Meanwhile, market and banking industry sources confirm that talks regarding such asset disposals had been going on for some time, but nothing substantial has come out of it.
Investors are still in the dark about how DSI could end up with a Dh5 billion loss. Is it because of risky investments in the past, the uncertainty in the construction sector now, or because of sheer mismanagement by the earlier teams?
Shareholders to the rescue?
Which leaves DSI having to look to fresh funds from its shareholders and a recapitalisation. Will its biggest shareholder, Tabarak Investment, come up with the goodies?
It’s current liabilities exceed its current assets by Dh4.74 billion (it was Dh855 million in 2017).
It had done so once before, in October 2017, pumping in Dh500 million at a time when DSI was starting to tilt under the weight of sustained operating losses and those on its investments.
At the time, the company said it would focus on its core area of MEP works rather than be a full-fledged construction business.
But as the 2018 numbers show, there was no stopping the spread of red ink across its operations. So much so, the latest report states without any hedging: “ … It’s current liabilities exceed its current assets by Dh4.74 billion (it was Dh855 million in 2017).”
Not just that, the report then goes on add: “These conditions indicate the existence of a material uncertainty that may cast significant doubts about the Group’s ability to continue as a going concern."
Adding “The Group may be unable to realise its assets and discharge its abilities in the normal course of business.”
Stark words and a warning likely to discourage even the most optimistic of turnaround investors.
Taking a cue from Arabtec’s turnaround
But there are some that DSI could still find a way out of this mess.
They point to the way Arabtec has seemingly done so after two difficult years during 2015-16 when it racked up billions in losses.
But with timely interventions by key shareholders and a trimming of costs across the board, the company then went on to report an attributable profit of Dh256 million for 2018, up from Dh123 million in 2017.
“Arabtec’s change in fortunes has set a marker, but the company’s operations also managed to pull off some major wins since 2017,” said a construction industry source.
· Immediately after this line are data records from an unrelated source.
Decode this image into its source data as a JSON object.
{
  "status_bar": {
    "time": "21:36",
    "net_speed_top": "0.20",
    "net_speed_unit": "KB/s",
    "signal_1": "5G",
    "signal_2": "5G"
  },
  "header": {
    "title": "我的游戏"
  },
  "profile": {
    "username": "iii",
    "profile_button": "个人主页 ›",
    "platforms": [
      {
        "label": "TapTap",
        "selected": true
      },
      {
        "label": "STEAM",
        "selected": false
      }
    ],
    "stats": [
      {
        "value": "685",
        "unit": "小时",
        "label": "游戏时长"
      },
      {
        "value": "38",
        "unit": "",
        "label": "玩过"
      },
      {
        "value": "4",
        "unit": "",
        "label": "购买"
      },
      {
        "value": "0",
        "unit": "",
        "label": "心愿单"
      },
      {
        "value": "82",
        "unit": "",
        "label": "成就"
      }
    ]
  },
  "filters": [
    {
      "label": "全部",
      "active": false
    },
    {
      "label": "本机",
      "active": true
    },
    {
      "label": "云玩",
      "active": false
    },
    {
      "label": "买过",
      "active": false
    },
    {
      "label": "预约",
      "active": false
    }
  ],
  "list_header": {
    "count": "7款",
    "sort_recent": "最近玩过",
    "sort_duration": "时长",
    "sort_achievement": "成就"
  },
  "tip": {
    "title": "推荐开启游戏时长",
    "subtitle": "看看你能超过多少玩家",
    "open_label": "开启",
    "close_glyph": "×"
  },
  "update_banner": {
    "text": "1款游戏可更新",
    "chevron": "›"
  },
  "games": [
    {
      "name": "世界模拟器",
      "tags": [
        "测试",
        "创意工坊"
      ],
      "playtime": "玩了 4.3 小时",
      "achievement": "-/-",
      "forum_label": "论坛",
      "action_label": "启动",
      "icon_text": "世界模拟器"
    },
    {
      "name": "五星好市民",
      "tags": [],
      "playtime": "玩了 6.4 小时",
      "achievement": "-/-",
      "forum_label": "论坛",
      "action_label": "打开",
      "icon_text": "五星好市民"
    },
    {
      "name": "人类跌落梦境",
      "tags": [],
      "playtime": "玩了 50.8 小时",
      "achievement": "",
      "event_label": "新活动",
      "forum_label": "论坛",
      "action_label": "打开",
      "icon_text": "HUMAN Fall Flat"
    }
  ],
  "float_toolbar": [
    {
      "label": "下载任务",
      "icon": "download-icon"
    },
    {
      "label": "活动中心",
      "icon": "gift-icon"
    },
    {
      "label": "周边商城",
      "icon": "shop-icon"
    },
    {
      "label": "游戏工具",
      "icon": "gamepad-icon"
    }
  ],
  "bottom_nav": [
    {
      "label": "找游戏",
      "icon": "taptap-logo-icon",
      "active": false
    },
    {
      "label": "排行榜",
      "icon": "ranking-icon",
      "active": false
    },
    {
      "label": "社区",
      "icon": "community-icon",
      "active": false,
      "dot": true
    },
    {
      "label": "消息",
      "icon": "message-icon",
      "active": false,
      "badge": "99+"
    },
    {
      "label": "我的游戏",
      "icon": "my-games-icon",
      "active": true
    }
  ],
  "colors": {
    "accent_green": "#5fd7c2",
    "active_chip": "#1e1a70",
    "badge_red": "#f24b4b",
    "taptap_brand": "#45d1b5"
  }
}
“Given the nature of its work, DSI’s ticket sizes are not comparable; the company also needs to convince the construction sector that it can stay the course.”
So, what can DSI try and sell off to get in some cash coming its way?
Its 2018 annual report lists 10 subsidiaries, the majority of which are wholly-owned. In Saudi Arabia, its stake is 59 per cent. (Last year, DSI “lost” administrative and operational control of its Qatar subsidiary, where it had held 100 per cent.)
The 2018 report will have troubled its readers for other reasons as well.
The auditor says: “Revenue on certain contracts was recognised on values that are different from contract-stated values. We were not provided with the nature and supporting documents for variations or claims to the original contract values."
Adding "whether the same are approved or unapproved. Due to the unavailability of such information, it was not possible for us to determine the accuracy of the recognised revenue for the year.”
The company has issued a statement that an executive committee will oversee the daily operations until a new Group CEO is named. The shares remain suspended on the local exchange.
“From the outside, it looks as if patience is wearing thin when it comes to seeking a recovery plan,” said a construction industry source.
“Someone line Tawfiq Abu Soud had spent years in the company. The problem is that DSI has limited cash coming in from operating businesses and the losses are widening.”
“It takes a lot to end up with liabilities that outstrip assets by more than Dh4 billion — it would be great if the board comes up with why this happened,” a source said.
“And how a restructuring plan can actually work. Changing CEOs every other month is not the answer.”